Have you considered working for a rail company? Frankly though, "45 minutes each way" isn't too bad compared to some (especially those who work in the City) often leaving home at 6.30am and getting home at about 8.30pm. I once (back in the '80s) actually quite envied them (together with their London "weighting allowances" etc.), having read an article about how they sometimes distracted themselves with "group activities" involving the Daily Telegraph cryptic crossword, various discussion groups and even parties (on the return journeys). Me? It takes 3 minutes to walk to the office, and sometimes, even that's too long. I just use email...?! One idea though. If you (the company) were to have an important customer virtually on your door-step, whom you visited frequently (or even on an almost daily-basis), that might be sufficient to get around the "travel to work expenses hurdle". Provided the company goes along with it...

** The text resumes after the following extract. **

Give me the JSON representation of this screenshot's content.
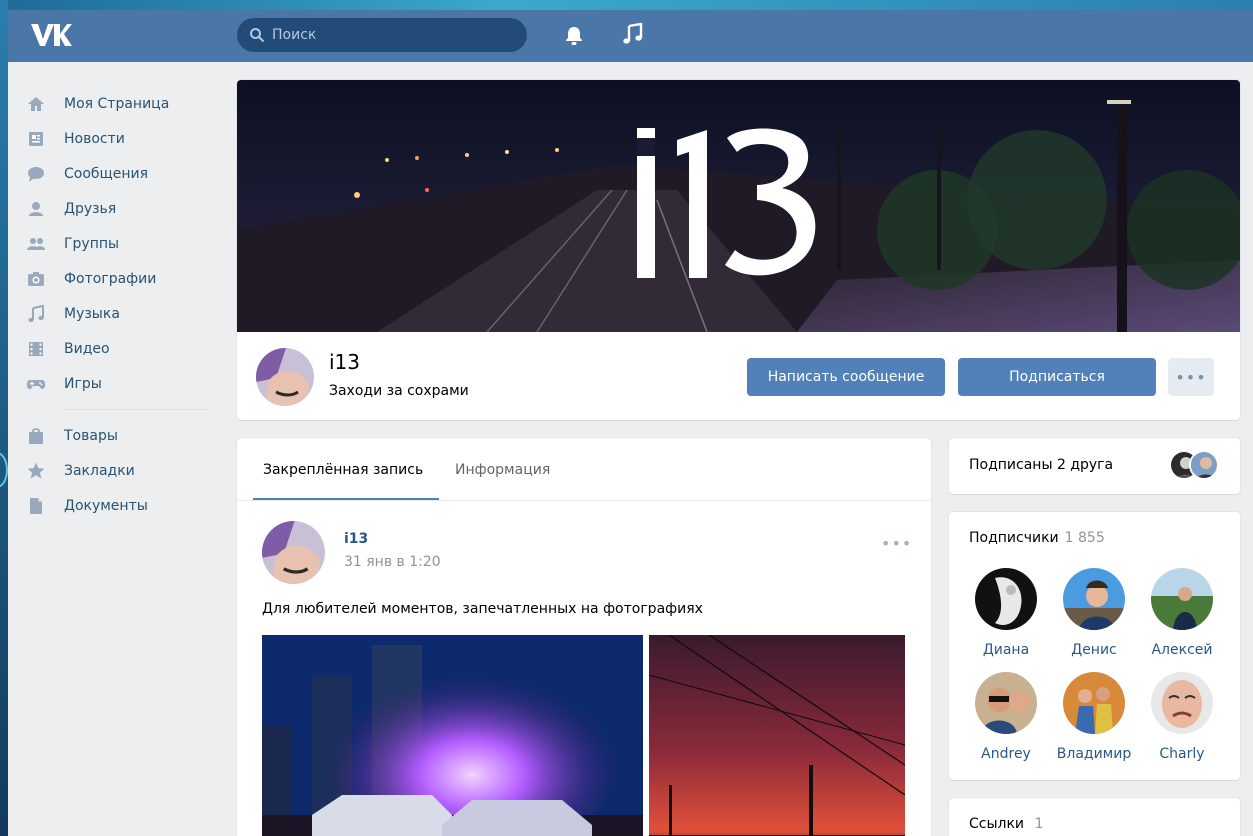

G-CPTN wrote: Are you fully available to your co-workers? Would you please care to re-phrase that?! :E

cattletruck
28th Aug 2013, 14:41
I was once told by someone that if you buy a pencil from a stationery shop on the way to work then that is a business transaction and your time from that point on becomes business related which includes the expense to commute from the stationery shop to your workplace.

The same person convinced me to use his tax agent who did these scary things with my tax obligations. I had to get rid of him or go to jail.

Last I heard of him he was doing business trips to Asia. Then he got sprung in Thailand doing the lady boys. When mummy and daddy started asking about his business trips and why he left marriage so late he purchased himself a Chinese bride and the rest is window dressing history.

er340790
28th Aug 2013, 16:25
You would need to check the latest I.R. rules, but back in the 1990s, the majority of my work was overseas, though I was required at Head Office between jobs.

To this end I was able to register as 'home-based' when in the UK. My travel time (and costs) could then be included as part of my work hours and expenses.

In reality, if based in just one UK location, it would be better to just get approval for something like this with your line-boss. With email etc, you can certainly show that the work was being done while travelling.

Good luck! :ok:

rigpiggy
28th Aug 2013, 20:55
My Sister is an ADM in the Justice Dept. She required her staff to be reachable at all hours, until one kept submitting Overtime claims for when she called when he was off. The LRB found for her Minion, her OT budget took a hit, and now she doesn't call after hours.:O

VP959
28th Aug 2013, 21:19
Frankly though, "45 minutes each way" isn't too bad compared to some (especially those who work in the City) often leaving home at 6.30am and getting home at about 8.30pm. I once (back in the '80s) actually quite envied them (together with their London "weighting allowances" etc.), having read an article about how they sometimes distracted themselves with "group activities" involving the Daily Telegraph cryptic crossword, various discussion groups and even parties (on the return journeys).

I spent much of my working life commuting for a fair bit more than 45 mins each way. For around five years my twice weekly (Tuesdays and Thursdays) commute to head office was a 1 1/2 hour drive to Glasgow airport, a 1 hr 15 min shuttle to Heathrow and a 45 min tube ride into central London, repeated in reverse in the evening.

Although my trip to work on Mondays, Wednesdays and Fridays was a 30min each way rural drive to the airfield, the two days a week when I had around a 4 hours each way commute made my total commuting time around 19 hours a week.